- **EXERCISE OBJECTIVE**: Set down a true copy of the data, with all pictures left out.

- **INFORMATION PROVIDED**:
*** Begin section ***
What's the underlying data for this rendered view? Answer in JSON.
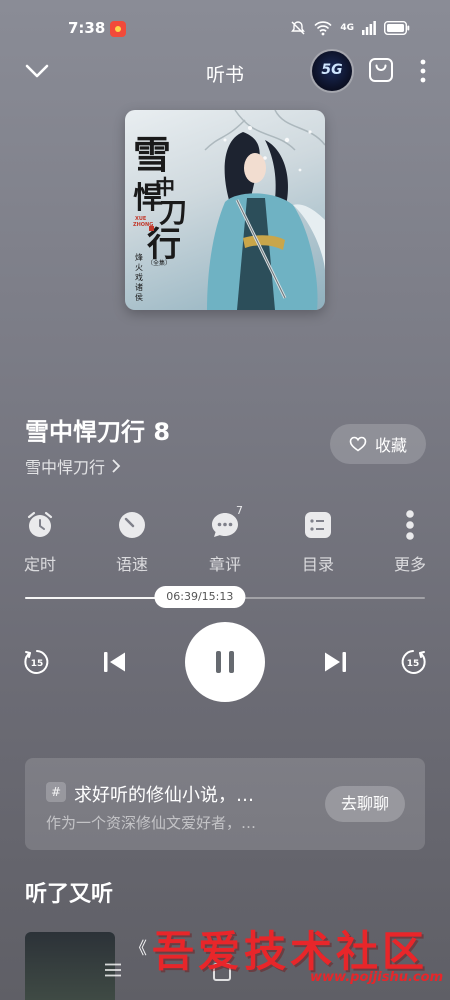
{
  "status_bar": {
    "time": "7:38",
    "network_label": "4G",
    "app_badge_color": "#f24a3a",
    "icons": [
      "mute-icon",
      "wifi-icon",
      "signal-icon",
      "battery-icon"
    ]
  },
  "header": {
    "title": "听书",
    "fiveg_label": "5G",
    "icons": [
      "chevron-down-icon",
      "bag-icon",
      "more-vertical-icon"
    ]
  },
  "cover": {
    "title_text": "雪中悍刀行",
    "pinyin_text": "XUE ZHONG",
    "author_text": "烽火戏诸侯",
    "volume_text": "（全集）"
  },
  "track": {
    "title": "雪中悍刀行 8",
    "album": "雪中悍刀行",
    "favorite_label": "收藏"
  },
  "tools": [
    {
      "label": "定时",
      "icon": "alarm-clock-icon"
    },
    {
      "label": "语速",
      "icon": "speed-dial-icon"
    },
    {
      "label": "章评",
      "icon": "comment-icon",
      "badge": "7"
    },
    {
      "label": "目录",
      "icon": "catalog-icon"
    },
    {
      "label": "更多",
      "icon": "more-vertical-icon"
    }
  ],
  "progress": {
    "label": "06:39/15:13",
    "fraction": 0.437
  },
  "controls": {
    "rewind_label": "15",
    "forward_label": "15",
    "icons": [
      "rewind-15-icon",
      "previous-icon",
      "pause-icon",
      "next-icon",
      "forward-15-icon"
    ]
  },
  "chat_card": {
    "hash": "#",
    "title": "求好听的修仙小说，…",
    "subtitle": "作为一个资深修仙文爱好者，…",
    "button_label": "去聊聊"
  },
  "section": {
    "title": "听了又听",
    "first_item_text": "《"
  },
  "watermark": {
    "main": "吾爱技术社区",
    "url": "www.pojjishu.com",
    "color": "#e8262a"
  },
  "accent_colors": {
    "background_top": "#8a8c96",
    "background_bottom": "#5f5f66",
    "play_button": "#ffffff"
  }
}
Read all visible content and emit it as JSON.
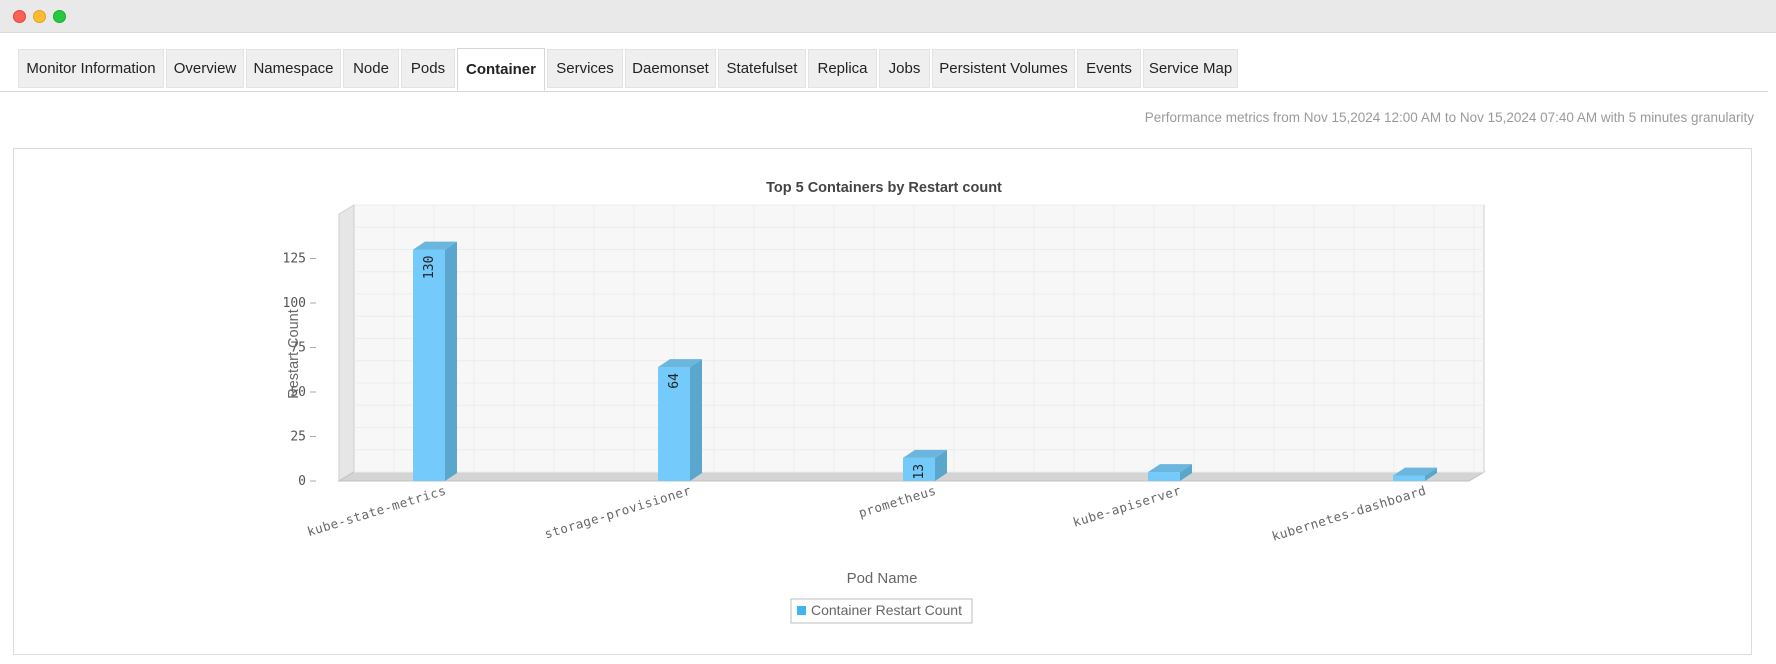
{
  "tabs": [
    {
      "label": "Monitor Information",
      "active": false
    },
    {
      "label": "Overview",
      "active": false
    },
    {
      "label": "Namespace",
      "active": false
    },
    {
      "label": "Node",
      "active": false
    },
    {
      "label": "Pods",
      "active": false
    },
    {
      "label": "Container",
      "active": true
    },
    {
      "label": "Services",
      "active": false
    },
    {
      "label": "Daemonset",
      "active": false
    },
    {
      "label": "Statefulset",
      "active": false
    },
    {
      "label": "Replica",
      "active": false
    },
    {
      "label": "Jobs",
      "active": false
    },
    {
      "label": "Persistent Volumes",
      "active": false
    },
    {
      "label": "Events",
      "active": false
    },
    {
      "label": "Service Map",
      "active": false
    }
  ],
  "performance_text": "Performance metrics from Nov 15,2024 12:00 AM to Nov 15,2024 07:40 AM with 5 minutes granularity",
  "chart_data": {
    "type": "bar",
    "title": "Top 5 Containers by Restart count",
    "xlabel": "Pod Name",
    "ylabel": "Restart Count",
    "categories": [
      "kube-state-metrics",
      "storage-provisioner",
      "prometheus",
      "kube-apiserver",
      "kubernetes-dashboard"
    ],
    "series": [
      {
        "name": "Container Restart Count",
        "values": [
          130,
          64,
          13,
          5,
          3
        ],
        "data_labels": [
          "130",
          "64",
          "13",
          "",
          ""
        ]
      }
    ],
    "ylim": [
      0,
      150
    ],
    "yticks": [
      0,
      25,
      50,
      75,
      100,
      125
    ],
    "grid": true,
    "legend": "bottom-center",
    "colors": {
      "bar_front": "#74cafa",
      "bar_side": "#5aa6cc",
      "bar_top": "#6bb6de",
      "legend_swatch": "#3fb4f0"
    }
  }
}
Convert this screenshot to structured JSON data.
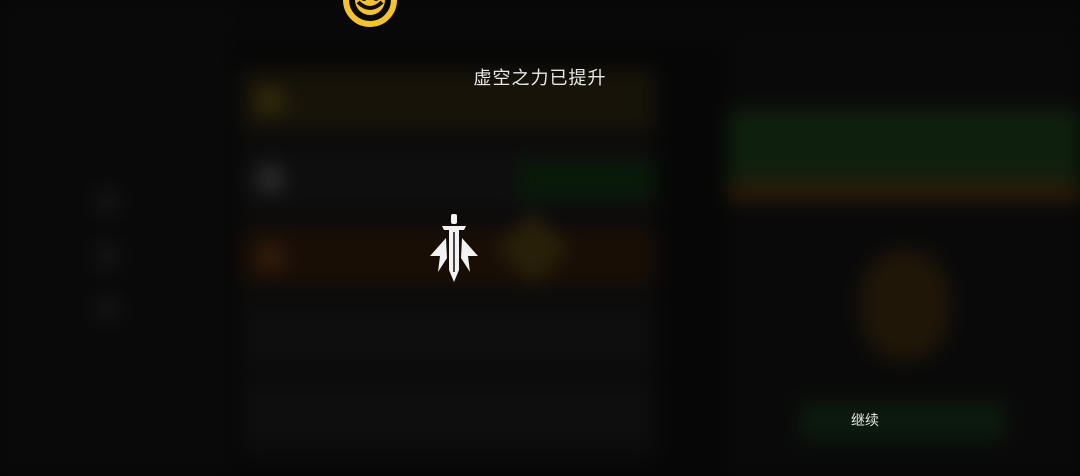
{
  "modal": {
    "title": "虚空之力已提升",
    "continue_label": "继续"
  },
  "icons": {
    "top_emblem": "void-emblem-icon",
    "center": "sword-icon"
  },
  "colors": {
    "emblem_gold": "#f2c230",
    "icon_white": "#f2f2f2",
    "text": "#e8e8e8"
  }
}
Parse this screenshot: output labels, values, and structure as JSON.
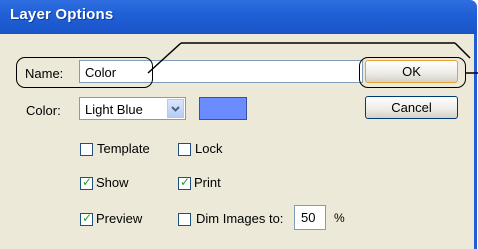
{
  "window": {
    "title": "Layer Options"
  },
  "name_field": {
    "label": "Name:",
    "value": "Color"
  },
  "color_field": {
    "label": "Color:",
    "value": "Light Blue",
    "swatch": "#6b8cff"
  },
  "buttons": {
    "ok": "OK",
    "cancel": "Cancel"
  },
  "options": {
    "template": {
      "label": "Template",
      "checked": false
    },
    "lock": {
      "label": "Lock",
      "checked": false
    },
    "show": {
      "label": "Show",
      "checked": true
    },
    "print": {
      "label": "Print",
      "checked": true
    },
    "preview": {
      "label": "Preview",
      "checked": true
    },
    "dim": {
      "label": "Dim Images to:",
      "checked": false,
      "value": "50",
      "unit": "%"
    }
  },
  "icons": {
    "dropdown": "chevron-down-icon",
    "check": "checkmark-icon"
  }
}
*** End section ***
- **PROBLEM SOLUTION**:
What's the underlying data for this rendered view? Answer in JSON.
{
  "status_bar": {
    "time": "7:38",
    "network_label": "4G",
    "app_badge_color": "#f24a3a",
    "icons": [
      "mute-icon",
      "wifi-icon",
      "signal-icon",
      "battery-icon"
    ]
  },
  "header": {
    "title": "听书",
    "fiveg_label": "5G",
    "icons": [
      "chevron-down-icon",
      "bag-icon",
      "more-vertical-icon"
    ]
  },
  "cover": {
    "title_text": "雪中悍刀行",
    "pinyin_text": "XUE ZHONG",
    "author_text": "烽火戏诸侯",
    "volume_text": "（全集）"
  },
  "track": {
    "title": "雪中悍刀行 8",
    "album": "雪中悍刀行",
    "favorite_label": "收藏"
  },
  "tools": [
    {
      "label": "定时",
      "icon": "alarm-clock-icon"
    },
    {
      "label": "语速",
      "icon": "speed-dial-icon"
    },
    {
      "label": "章评",
      "icon": "comment-icon",
      "badge": "7"
    },
    {
      "label": "目录",
      "icon": "catalog-icon"
    },
    {
      "label": "更多",
      "icon": "more-vertical-icon"
    }
  ],
  "progress": {
    "label": "06:39/15:13",
    "fraction": 0.437
  },
  "controls": {
    "rewind_label": "15",
    "forward_label": "15",
    "icons": [
      "rewind-15-icon",
      "previous-icon",
      "pause-icon",
      "next-icon",
      "forward-15-icon"
    ]
  },
  "chat_card": {
    "hash": "#",
    "title": "求好听的修仙小说，…",
    "subtitle": "作为一个资深修仙文爱好者，…",
    "button_label": "去聊聊"
  },
  "section": {
    "title": "听了又听",
    "first_item_text": "《"
  },
  "watermark": {
    "main": "吾爱技术社区",
    "url": "www.pojjishu.com",
    "color": "#e8262a"
  },
  "accent_colors": {
    "background_top": "#8a8c96",
    "background_bottom": "#5f5f66",
    "play_button": "#ffffff"
  }
}
Read all visible content and emit it as JSON.
{
  "tabs": [
    {
      "label": "Monitor Information",
      "active": false
    },
    {
      "label": "Overview",
      "active": false
    },
    {
      "label": "Namespace",
      "active": false
    },
    {
      "label": "Node",
      "active": false
    },
    {
      "label": "Pods",
      "active": false
    },
    {
      "label": "Container",
      "active": true
    },
    {
      "label": "Services",
      "active": false
    },
    {
      "label": "Daemonset",
      "active": false
    },
    {
      "label": "Statefulset",
      "active": false
    },
    {
      "label": "Replica",
      "active": false
    },
    {
      "label": "Jobs",
      "active": false
    },
    {
      "label": "Persistent Volumes",
      "active": false
    },
    {
      "label": "Events",
      "active": false
    },
    {
      "label": "Service Map",
      "active": false
    }
  ],
  "performance_text": "Performance metrics from Nov 15,2024 12:00 AM to Nov 15,2024 07:40 AM with 5 minutes granularity",
  "chart_data": {
    "type": "bar",
    "title": "Top 5 Containers by Restart count",
    "xlabel": "Pod Name",
    "ylabel": "Restart Count",
    "categories": [
      "kube-state-metrics",
      "storage-provisioner",
      "prometheus",
      "kube-apiserver",
      "kubernetes-dashboard"
    ],
    "series": [
      {
        "name": "Container Restart Count",
        "values": [
          130,
          64,
          13,
          5,
          3
        ],
        "data_labels": [
          "130",
          "64",
          "13",
          "",
          ""
        ]
      }
    ],
    "ylim": [
      0,
      150
    ],
    "yticks": [
      0,
      25,
      50,
      75,
      100,
      125
    ],
    "grid": true,
    "legend": "bottom-center",
    "colors": {
      "bar_front": "#74cafa",
      "bar_side": "#5aa6cc",
      "bar_top": "#6bb6de",
      "legend_swatch": "#3fb4f0"
    }
  }
}
Convert this screenshot to structured JSON data.
{
  "modal": {
    "title": "虚空之力已提升",
    "continue_label": "继续"
  },
  "icons": {
    "top_emblem": "void-emblem-icon",
    "center": "sword-icon"
  },
  "colors": {
    "emblem_gold": "#f2c230",
    "icon_white": "#f2f2f2",
    "text": "#e8e8e8"
  }
}
Parse this screenshot: output labels, values, and structure as JSON.
{
  "window": {
    "title": "Layer Options"
  },
  "name_field": {
    "label": "Name:",
    "value": "Color"
  },
  "color_field": {
    "label": "Color:",
    "value": "Light Blue",
    "swatch": "#6b8cff"
  },
  "buttons": {
    "ok": "OK",
    "cancel": "Cancel"
  },
  "options": {
    "template": {
      "label": "Template",
      "checked": false
    },
    "lock": {
      "label": "Lock",
      "checked": false
    },
    "show": {
      "label": "Show",
      "checked": true
    },
    "print": {
      "label": "Print",
      "checked": true
    },
    "preview": {
      "label": "Preview",
      "checked": true
    },
    "dim": {
      "label": "Dim Images to:",
      "checked": false,
      "value": "50",
      "unit": "%"
    }
  },
  "icons": {
    "dropdown": "chevron-down-icon",
    "check": "checkmark-icon"
  }
}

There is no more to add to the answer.